Today is the FEAST OF EASTER! This is the day that the Lord has made. It is a day of resurrection and newlife. But Easter is also a season of 50 Days, the Great Period of Mystagogia. That means we have 50 days to reflecton the impact of the resurrection in our lives, and how our lives have been transformed by the resurrection.Easter gives us a reason to hope, especially this year when COVID-19 prevents us from gathering as a communityof faith and celebrating the new life that Jesus gained for us by his resurrection. The world around us is remindingus that everything has changed.Nature is regaling us with the beauty of flowers and trees, as if God is remindingus how important we are to him and need to be for each other. We have learned how to live with each other bysocial distancing from one another. The only gatherings allowed are with our families as we celebrate thisincredible event in our lives. While the world around us has changed and forced us to change our behavior, thatshould not prevent us from living with our faith in a God who has not abandoned us but sustains us with hisincredibly generous love. The resurrection instills in each of us that all will be well, because Jesus has transformed us, is present with each ofus, showing us the way to him and one another. But he also reminds us that we have to care for each other. Jesusshowed us this by his life, ultimately suffering an excruciating death to remind us of that. But his resurrection hasshown us a new way to live, not with doom and gloom, but with hope and joy as we celebrate the new life hegained for us. One way for us to remain in touch with each other is by watching the Mass as it is live-streamed each Sunday inour church at 10:30AM (check our webpage or Facebook for the links) or by watching Cardinal Tobin at 12:00NOON on the archdiocesan website www.rcan.org. One is a touchstone with our local parish, while the other is atouchstone with the archdiocese. Either way we celebrate the gift Jesus gave us, his Body and Blood, even if weare not able to receive it right now. Eventually we will. There is no question that our lives, our world, and our church are different right now. But the hope that is engendered in each of us by the presence of the Risen Christ should not only challenge us to live as a people renewedbut also comfort us, knowing that he is present in each of us and our community so that we can live our lives inpeace, joy and hope. As Mary Magdalene was surprised when she visited the tomb to find that Jesus was not there,so we should be just as surprised that he lives in the Word, the Eucharist, and especially in one another. Thismakes Easter very worthwhile and important for us who claim to be his followers!! On behalf of our entire Parish Staff: FR. TONY, FR. JOHN, DEACON JERRY, DEACON DAN,NANCY CAPUTO, KAREN COCCO, ANN MARIE GESUALDO, DAN PALKO, CAROLINEPONTERIO, OUR SUPPORT STAFF & MYSELF, I want to wish you and your families a HAPPY &HOLY EASTER & EASTER SEASON! May these 50 Days of Mystagogia help us reflect more deeply on theresurrection, and help us through these difficult times. HAPPY EASTER!! BUONA PASQUA!! FELIZ PASCUA DE RESURRECCION!! ~ Fr. Joe

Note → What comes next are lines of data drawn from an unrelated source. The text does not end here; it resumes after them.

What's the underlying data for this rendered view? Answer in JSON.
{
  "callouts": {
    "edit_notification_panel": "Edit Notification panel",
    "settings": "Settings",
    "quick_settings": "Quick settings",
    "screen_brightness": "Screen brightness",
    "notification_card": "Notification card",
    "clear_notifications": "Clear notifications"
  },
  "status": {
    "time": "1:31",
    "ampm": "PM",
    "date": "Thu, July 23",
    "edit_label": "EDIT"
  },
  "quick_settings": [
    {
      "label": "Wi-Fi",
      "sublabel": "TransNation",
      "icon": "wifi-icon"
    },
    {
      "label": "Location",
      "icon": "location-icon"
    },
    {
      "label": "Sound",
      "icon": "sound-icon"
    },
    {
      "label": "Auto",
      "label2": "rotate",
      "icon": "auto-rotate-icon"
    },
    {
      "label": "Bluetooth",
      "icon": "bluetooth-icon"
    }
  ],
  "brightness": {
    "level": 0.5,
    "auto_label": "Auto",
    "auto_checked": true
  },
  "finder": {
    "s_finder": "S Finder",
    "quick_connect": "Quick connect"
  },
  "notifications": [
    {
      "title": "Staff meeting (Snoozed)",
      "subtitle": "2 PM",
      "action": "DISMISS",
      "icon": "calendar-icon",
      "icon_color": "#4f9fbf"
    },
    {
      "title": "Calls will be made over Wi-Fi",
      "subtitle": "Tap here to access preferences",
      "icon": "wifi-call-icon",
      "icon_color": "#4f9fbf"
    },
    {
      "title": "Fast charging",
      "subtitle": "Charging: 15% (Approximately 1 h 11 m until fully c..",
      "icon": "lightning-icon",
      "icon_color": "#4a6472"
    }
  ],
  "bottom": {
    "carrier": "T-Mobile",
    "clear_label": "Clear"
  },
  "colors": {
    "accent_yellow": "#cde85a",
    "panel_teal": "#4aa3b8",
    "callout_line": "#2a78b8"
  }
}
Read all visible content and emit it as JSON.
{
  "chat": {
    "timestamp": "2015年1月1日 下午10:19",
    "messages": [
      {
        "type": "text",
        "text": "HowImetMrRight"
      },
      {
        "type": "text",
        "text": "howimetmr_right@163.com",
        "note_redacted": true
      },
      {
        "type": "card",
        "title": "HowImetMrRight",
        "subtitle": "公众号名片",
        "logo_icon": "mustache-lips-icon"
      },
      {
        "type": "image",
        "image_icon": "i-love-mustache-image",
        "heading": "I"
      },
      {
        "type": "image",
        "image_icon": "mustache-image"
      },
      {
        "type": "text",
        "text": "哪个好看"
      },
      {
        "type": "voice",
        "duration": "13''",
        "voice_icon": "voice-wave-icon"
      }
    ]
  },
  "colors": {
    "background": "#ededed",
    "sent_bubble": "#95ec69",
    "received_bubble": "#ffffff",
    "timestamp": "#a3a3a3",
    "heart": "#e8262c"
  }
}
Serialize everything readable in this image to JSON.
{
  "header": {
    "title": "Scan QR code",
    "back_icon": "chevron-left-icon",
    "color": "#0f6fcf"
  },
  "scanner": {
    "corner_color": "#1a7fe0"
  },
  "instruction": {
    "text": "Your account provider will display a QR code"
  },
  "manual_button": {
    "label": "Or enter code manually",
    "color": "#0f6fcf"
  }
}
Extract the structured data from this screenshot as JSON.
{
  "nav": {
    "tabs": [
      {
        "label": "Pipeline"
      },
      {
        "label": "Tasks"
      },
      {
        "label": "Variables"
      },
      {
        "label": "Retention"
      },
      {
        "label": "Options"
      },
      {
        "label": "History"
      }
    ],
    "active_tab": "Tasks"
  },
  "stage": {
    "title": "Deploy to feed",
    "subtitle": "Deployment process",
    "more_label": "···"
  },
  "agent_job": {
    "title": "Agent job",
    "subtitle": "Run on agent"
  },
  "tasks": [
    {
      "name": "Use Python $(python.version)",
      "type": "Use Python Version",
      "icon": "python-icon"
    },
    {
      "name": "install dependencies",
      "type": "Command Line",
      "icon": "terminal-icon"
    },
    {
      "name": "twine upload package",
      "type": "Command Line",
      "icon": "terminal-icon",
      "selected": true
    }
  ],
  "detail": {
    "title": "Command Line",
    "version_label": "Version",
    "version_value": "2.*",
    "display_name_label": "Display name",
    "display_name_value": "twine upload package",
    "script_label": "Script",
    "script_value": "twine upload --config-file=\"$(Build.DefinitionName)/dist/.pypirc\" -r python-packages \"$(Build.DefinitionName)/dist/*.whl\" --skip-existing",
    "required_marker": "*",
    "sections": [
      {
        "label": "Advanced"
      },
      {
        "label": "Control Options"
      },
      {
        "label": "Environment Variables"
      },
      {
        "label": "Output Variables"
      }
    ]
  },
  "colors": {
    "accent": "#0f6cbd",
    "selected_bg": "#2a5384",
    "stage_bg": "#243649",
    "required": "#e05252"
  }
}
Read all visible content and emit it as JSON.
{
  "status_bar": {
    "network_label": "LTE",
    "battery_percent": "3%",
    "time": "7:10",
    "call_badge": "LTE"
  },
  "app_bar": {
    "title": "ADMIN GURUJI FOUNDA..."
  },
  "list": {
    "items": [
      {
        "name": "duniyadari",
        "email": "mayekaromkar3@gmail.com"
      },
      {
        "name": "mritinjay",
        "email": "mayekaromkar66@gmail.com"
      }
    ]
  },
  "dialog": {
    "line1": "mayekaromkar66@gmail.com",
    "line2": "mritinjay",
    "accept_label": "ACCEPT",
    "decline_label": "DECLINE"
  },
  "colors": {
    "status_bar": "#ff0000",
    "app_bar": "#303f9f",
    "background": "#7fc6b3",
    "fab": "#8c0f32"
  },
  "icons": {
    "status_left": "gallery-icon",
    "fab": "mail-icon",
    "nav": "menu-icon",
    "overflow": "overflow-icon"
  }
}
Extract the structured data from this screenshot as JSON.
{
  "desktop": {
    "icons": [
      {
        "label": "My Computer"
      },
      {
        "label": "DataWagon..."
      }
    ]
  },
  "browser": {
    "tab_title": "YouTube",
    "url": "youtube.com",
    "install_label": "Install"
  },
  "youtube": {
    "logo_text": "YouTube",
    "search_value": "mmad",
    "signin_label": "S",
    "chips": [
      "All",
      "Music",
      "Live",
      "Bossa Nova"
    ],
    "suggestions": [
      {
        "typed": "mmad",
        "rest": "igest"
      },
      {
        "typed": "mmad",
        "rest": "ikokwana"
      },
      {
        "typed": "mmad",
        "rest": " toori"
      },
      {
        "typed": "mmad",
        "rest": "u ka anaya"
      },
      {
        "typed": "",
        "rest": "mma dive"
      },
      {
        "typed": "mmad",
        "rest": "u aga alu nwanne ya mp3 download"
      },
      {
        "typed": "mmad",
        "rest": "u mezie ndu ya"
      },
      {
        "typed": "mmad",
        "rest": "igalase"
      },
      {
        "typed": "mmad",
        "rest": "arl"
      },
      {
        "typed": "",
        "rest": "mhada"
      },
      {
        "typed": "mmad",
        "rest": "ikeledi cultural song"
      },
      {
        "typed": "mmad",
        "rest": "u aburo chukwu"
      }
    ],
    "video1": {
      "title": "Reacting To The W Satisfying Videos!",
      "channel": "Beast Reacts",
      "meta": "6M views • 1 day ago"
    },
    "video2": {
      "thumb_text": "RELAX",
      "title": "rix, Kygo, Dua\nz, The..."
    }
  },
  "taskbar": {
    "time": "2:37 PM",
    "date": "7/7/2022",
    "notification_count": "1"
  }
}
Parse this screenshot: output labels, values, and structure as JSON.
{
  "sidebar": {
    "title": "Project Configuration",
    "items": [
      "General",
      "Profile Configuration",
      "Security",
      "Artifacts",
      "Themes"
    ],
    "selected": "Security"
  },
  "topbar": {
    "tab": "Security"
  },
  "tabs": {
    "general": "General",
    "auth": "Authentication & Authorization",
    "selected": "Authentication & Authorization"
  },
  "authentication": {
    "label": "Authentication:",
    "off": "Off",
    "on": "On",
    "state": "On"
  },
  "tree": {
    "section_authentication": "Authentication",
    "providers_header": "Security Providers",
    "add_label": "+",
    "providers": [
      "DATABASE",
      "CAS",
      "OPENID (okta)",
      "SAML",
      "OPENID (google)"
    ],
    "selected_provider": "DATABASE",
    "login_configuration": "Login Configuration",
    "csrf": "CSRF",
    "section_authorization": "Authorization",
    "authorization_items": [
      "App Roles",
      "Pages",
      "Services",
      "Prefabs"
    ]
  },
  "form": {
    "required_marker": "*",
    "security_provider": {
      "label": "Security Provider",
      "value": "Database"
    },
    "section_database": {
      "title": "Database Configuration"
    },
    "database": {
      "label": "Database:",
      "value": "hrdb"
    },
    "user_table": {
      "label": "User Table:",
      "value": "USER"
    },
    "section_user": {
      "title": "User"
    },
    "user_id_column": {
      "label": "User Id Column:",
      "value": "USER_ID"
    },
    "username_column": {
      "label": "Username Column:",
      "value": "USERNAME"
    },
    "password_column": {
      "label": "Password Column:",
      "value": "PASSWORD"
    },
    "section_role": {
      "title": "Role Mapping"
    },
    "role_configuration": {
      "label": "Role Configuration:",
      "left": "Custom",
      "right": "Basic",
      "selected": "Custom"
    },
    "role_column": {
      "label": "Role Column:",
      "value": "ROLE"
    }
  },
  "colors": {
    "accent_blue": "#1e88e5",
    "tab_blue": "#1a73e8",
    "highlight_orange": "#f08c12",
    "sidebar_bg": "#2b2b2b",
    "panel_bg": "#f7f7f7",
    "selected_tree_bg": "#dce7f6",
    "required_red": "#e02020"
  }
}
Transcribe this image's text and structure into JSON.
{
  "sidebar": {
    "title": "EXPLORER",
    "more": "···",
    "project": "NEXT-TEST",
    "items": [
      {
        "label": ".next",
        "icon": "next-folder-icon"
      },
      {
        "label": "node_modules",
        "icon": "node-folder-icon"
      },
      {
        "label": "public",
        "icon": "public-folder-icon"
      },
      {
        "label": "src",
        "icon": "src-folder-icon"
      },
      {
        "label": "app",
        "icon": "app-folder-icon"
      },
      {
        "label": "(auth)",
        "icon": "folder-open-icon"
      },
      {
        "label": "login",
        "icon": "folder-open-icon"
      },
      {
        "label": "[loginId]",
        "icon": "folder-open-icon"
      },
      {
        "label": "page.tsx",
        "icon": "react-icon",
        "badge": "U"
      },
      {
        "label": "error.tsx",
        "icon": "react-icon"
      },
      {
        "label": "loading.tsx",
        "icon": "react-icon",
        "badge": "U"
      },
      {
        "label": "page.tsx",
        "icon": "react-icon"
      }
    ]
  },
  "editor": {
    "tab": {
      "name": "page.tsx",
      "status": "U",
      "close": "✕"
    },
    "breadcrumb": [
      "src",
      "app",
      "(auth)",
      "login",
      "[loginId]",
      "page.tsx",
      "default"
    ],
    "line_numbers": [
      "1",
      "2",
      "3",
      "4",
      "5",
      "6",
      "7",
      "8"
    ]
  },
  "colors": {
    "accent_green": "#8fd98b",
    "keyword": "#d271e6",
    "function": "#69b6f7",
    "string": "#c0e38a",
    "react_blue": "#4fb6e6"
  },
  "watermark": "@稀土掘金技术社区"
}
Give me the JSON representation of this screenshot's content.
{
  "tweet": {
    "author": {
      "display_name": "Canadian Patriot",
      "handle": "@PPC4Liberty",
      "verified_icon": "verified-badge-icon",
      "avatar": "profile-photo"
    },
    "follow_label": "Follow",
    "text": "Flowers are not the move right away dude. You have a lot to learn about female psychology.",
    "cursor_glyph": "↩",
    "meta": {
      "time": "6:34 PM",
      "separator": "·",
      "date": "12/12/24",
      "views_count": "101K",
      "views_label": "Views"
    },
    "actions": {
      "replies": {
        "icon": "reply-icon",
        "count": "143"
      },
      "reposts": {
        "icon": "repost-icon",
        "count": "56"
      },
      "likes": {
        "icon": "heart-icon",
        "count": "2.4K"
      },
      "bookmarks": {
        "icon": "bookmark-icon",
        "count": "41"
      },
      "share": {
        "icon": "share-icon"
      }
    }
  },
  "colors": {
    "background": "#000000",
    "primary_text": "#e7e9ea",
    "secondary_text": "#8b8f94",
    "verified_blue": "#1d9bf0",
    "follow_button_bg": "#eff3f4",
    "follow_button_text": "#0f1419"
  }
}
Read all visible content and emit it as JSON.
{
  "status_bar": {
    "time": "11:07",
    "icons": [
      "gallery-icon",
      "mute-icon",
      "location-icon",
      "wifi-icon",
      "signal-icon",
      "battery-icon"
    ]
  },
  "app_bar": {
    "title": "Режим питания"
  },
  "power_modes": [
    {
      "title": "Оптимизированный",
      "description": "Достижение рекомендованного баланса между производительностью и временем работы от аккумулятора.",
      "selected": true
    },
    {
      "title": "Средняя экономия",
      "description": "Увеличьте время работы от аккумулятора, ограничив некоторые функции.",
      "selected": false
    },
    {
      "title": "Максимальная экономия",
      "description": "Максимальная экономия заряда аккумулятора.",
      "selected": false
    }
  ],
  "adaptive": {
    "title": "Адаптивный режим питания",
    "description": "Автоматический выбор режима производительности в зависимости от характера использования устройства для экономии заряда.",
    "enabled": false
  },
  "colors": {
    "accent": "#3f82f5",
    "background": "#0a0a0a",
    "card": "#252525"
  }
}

Without a doubt, last weekend’s Centennial Commencement was a high point in our beloved parish’s life. Personally, I am grateful and humbled that the Centennial Committee recommended that the Installation be a part of the Centennial Commencement.
“GLORIA, LAUS, ET HONOR TIBIT SIT. REX CHRISTI REDEMPTOR:CUI PUERILE DECUS PROMPSIT HOSANNA PIUM.ALL GLORY, LAUD, AND HONORTO THEE REDEEMER KING:TO WHOM THE LIPS OF CHILDRENMADE SWEET HOSANNAS RING.” (A Lent Sourcebook: The Forty Days, Book Two, p. 175). Today is PALM SUNDAY! It marks the triumphal entry into Jerusalem by Jesus. The crowd hailed him, singing…
Today we celebrate the Feast of THE BODY AND BLOOD OF CHRIST (CORPUS CHRISTI)!! It is the celebration of the Eucharist, the gift that Jesus gave us at the Last Supper. The Eucharist is what nurtures and sustains us as the Body of Christ, for that is what we are. However, too many of us…
Humility is the kind of virtue that doesn’t have a good name in our culture. That’s because it may conjure up images of degradation and abjection. Or we may think that it means becoming a doormat for others to step on. But those ideas are both off-target.
You may have noticed an upward trend in our Sunday Collections over the past few weeks…THANK YOU! Thank you for responding so generously to our appeal for your increased financial support. Your response to our appeal is humbling.
Sometimes today’s gospel message can be confusing. You see, in praising the widow who gave her last two coins to the temple treasury, Jesus is not suggesting that you and I need to give away our last penny. Rather, Jesus acknowledges that it is often the poorest of the poor who show the greatest charity, who risk the most to be loving.